Squatting became a criminal act in relation to residential property on 1 September 2012, but squatting in commercial property remains a civil issue up until the point where the court orders have not been complied with.
If a person enters a residential building as a trespasser, they know or ought to know that they are a trespasser. If they live in the building or intend to live there for any period of time, whether or not the squatting started before 1 September, they will be committing a criminal offence. That offence carries the penalty of up to six months in prison and a maximum £5,000 fine, or both.
The Government decided not to criminalise squatting in commercial, and other non-residential premises, following a consultation on the topic last year, where it felt that criminalisation in respect of residential property only represented a “balanced compromise”. There are indications in Government Ministers‘ comments, though, that this will be a testing ground for wider application.
What effect will this have on retail property?
The combined factors of empty retail units increasing on the high street and the theoretical ability for residential property owners to now involve the police, which could result in arrest and prompt instant removal of the squatters, could mean that empty retail property will now become a greater target for squatters. A retail property owner can only rely on the civil possession procedure, which is more time consuming and costly.
The long saga recently witnessed when Sun Street Properties took action to remove Occupy London protesters from a City development, showed how difficult it can be to successfully use the civil procedure when the squatters are aware of their legal rights. Will ‘savvy squatters‘ now look to empty retail property in the knowledge that they can potentially stay longer?
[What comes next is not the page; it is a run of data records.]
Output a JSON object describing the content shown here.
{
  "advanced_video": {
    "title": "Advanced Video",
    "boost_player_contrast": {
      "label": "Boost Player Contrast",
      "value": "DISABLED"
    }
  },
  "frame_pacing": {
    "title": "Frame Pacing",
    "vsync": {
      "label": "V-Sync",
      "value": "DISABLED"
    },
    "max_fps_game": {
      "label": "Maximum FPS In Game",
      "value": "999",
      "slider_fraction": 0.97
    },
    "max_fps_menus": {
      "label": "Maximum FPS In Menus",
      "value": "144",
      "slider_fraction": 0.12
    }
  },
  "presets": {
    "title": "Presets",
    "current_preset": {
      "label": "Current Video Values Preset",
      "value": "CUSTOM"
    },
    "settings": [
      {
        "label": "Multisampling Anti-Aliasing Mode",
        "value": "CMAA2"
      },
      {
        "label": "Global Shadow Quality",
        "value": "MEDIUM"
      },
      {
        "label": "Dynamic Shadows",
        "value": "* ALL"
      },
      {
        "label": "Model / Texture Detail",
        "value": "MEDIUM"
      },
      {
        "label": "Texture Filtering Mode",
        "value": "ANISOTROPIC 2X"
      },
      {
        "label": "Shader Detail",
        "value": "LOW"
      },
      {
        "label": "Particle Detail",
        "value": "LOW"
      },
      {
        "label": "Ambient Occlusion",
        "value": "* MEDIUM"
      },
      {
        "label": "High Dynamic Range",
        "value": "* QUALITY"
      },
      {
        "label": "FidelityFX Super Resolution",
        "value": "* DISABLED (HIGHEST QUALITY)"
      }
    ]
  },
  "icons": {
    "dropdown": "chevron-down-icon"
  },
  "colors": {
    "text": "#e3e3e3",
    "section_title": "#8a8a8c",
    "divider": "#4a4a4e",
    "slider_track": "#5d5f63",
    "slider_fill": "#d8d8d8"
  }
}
It remains to be seen what stance the police will take in relation to the new offence. Whilst many homeowners may hope that the widely publicised nature of the new offence will mean the police provide substantial resource towards squatting incidents, they have not always seen evicting squatters as their highest priority. A more zealous approach from the police will add to the likelihood of retail property being targeted, whilst a reserved approach will probably result in little change in squatters‘ attitude.
What can owners of empty retail property do?
If squatters do obtain entry to your premises, then you can bring a civil claim for a possession order. The court will list the case for hearing, but must allow a minimum of two days for service on the squatter defendant. If a possession order is granted, it will specify a date for the squatter to leave. If the squatter does not leave, then a warrant of possession can be applied for from the court, which you will need to enforce using a bailiff. Of course a squatter can apply to set the possession order aside, and delay matters considerably.
Alternatively, you can apply for an interim possession order. This can only be invoked within 28 days of knowing, or from when you ought to have known, that the squatter has gone into occupation, and, where you are only claiming possession and not any other remedy, such as damages. The court will list the case for hearing, but must allow three days for service on the squatter defendant. If the interim possession order is granted, then if the squatter does not leave within 24 hours, or leaves and returns within a year, the squatter is committing a criminal offence and the police have the ability to arrest and remove the squatter. This remedy has its disadvantages, however, as it is only an interim remedy over which the court can exercise discretion in any particular case.
As is often the case, prevention is the better option, and it goes without saying that implementing a proactive security pl